* **EXERCISE PROMPT**:
Go through the listing below and state how many lines hold the word "kommentarer", giving only the number.

- - - - -

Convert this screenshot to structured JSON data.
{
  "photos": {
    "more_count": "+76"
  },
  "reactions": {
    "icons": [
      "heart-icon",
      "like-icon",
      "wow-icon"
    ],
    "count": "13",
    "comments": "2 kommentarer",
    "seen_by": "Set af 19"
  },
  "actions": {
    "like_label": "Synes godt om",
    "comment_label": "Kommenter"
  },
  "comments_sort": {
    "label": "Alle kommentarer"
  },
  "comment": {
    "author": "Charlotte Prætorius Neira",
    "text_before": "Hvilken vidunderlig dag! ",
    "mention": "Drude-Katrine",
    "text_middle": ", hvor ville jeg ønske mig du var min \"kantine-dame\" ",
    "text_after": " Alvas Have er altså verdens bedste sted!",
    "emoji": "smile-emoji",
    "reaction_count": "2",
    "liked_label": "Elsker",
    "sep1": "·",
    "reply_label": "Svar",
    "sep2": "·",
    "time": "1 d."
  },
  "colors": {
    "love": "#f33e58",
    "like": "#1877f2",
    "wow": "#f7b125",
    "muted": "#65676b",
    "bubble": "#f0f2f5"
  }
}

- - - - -

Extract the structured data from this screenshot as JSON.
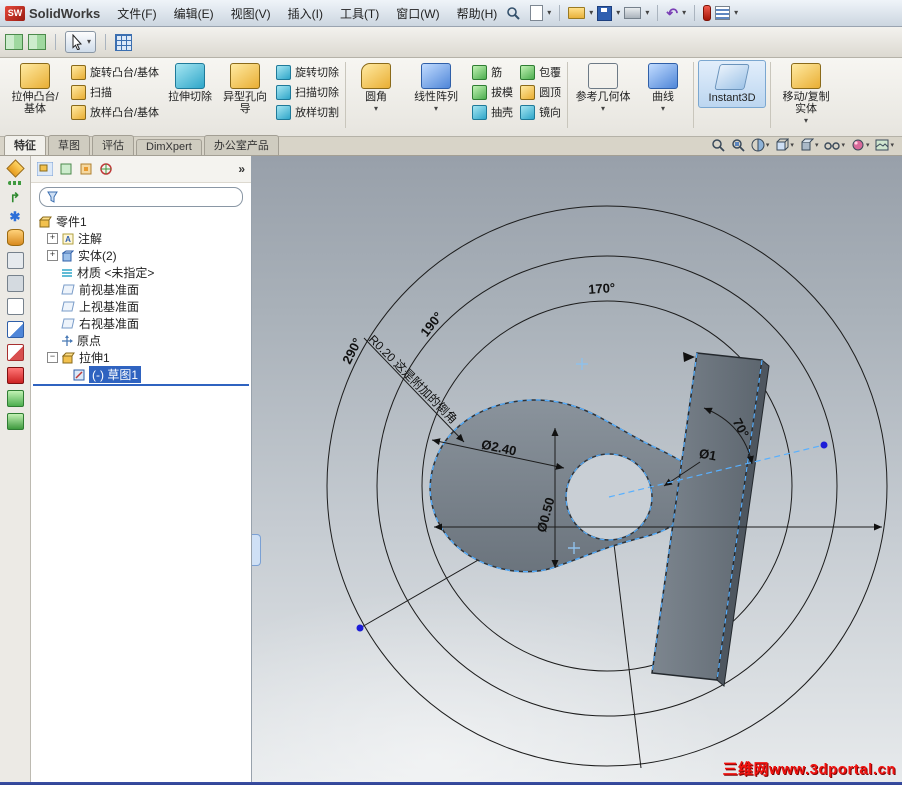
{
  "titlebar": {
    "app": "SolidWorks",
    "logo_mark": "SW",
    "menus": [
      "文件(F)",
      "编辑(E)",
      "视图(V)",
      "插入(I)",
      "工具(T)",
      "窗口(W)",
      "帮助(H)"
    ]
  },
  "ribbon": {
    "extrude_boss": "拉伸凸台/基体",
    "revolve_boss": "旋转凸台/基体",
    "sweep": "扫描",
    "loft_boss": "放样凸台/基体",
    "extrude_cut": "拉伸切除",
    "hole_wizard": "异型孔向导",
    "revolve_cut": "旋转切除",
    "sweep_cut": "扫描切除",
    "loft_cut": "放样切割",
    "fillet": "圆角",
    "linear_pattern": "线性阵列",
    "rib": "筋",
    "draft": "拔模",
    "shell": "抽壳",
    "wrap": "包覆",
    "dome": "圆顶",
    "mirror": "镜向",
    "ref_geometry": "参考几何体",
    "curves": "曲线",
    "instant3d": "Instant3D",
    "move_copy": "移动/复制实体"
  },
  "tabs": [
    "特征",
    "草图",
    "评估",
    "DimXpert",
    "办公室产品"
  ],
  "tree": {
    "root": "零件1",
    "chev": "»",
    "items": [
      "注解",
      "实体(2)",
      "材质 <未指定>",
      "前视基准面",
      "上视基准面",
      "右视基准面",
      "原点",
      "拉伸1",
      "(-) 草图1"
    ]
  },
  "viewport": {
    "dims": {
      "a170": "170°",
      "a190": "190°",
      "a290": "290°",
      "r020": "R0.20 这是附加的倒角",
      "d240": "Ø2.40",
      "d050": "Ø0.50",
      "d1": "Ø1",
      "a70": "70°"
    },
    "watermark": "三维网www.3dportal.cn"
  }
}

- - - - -

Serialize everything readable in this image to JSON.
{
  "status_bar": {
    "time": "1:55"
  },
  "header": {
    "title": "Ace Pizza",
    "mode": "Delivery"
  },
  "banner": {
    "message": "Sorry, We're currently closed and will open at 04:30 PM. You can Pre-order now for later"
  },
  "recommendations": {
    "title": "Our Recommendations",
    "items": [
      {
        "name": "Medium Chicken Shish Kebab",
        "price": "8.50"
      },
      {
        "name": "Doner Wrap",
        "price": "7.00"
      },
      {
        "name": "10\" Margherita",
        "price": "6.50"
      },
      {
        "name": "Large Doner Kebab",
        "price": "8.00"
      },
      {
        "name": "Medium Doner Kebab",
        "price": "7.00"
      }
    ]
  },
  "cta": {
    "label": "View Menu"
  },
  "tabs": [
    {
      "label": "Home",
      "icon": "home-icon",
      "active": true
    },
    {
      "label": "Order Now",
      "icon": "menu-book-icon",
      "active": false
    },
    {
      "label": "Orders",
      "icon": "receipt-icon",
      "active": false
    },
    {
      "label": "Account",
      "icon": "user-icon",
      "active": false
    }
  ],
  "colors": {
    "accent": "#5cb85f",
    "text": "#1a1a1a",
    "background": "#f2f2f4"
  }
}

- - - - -

* **EXPECTED ANSWER**:
2